═════ Data for this task

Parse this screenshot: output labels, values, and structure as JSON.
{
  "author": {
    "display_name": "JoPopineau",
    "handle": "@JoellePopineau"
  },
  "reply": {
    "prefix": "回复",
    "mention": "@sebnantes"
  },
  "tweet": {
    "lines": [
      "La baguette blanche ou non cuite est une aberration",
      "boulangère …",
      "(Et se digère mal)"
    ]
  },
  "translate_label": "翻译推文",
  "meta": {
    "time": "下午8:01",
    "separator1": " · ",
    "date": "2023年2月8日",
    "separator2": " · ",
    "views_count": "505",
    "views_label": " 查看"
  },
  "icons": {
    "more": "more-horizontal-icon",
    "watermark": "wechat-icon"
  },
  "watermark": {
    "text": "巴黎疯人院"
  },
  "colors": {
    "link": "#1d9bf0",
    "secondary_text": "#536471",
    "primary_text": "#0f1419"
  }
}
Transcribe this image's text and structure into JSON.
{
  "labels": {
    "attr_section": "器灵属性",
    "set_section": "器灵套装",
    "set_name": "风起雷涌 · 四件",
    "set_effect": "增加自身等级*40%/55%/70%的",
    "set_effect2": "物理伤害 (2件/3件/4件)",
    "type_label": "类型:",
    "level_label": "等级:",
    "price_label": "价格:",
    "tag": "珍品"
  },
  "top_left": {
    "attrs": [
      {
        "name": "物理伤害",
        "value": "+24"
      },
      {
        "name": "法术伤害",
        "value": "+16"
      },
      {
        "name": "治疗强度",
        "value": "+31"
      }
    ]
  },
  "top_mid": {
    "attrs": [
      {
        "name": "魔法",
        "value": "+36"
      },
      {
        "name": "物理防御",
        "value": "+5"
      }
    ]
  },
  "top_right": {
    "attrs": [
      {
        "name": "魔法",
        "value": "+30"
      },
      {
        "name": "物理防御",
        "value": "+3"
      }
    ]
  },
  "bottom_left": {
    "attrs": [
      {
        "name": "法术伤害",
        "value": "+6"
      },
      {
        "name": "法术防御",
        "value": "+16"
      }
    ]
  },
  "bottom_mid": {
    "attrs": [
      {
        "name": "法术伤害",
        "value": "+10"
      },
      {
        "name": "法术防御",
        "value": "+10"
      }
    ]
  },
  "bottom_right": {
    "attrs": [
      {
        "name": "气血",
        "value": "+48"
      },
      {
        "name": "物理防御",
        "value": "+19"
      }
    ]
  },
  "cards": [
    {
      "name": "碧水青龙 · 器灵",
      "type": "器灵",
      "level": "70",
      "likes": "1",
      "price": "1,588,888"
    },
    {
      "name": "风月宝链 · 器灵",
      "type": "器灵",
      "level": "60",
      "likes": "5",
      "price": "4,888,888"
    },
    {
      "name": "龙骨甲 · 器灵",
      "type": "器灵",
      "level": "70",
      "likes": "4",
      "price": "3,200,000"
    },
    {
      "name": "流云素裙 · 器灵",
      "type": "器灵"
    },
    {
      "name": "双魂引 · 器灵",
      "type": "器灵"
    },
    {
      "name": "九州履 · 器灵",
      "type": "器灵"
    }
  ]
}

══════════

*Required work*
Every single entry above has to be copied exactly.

*Expected output*
Parse this screenshot: output labels, values, and structure as JSON.
{
  "author": {
    "display_name": "JoPopineau",
    "handle": "@JoellePopineau"
  },
  "reply": {
    "prefix": "回复",
    "mention": "@sebnantes"
  },
  "tweet": {
    "lines": [
      "La baguette blanche ou non cuite est une aberration",
      "boulangère …",
      "(Et se digère mal)"
    ]
  },
  "translate_label": "翻译推文",
  "meta": {
    "time": "下午8:01",
    "separator1": " · ",
    "date": "2023年2月8日",
    "separator2": " · ",
    "views_count": "505",
    "views_label": " 查看"
  },
  "icons": {
    "more": "more-horizontal-icon",
    "watermark": "wechat-icon"
  },
  "watermark": {
    "text": "巴黎疯人院"
  },
  "colors": {
    "link": "#1d9bf0",
    "secondary_text": "#536471",
    "primary_text": "#0f1419"
  }
}
Transcribe this image's text and structure into JSON.
{
  "labels": {
    "attr_section": "器灵属性",
    "set_section": "器灵套装",
    "set_name": "风起雷涌 · 四件",
    "set_effect": "增加自身等级*40%/55%/70%的",
    "set_effect2": "物理伤害 (2件/3件/4件)",
    "type_label": "类型:",
    "level_label": "等级:",
    "price_label": "价格:",
    "tag": "珍品"
  },
  "top_left": {
    "attrs": [
      {
        "name": "物理伤害",
        "value": "+24"
      },
      {
        "name": "法术伤害",
        "value": "+16"
      },
      {
        "name": "治疗强度",
        "value": "+31"
      }
    ]
  },
  "top_mid": {
    "attrs": [
      {
        "name": "魔法",
        "value": "+36"
      },
      {
        "name": "物理防御",
        "value": "+5"
      }
    ]
  },
  "top_right": {
    "attrs": [
      {
        "name": "魔法",
        "value": "+30"
      },
      {
        "name": "物理防御",
        "value": "+3"
      }
    ]
  },
  "bottom_left": {
    "attrs": [
      {
        "name": "法术伤害",
        "value": "+6"
      },
      {
        "name": "法术防御",
        "value": "+16"
      }
    ]
  },
  "bottom_mid": {
    "attrs": [
      {
        "name": "法术伤害",
        "value": "+10"
      },
      {
        "name": "法术防御",
        "value": "+10"
      }
    ]
  },
  "bottom_right": {
    "attrs": [
      {
        "name": "气血",
        "value": "+48"
      },
      {
        "name": "物理防御",
        "value": "+19"
      }
    ]
  },
  "cards": [
    {
      "name": "碧水青龙 · 器灵",
      "type": "器灵",
      "level": "70",
      "likes": "1",
      "price": "1,588,888"
    },
    {
      "name": "风月宝链 · 器灵",
      "type": "器灵",
      "level": "60",
      "likes": "5",
      "price": "4,888,888"
    },
    {
      "name": "龙骨甲 · 器灵",
      "type": "器灵",
      "level": "70",
      "likes": "4",
      "price": "3,200,000"
    },
    {
      "name": "流云素裙 · 器灵",
      "type": "器灵"
    },
    {
      "name": "双魂引 · 器灵",
      "type": "器灵"
    },
    {
      "name": "九州履 · 器灵",
      "type": "器灵"
    }
  ]
}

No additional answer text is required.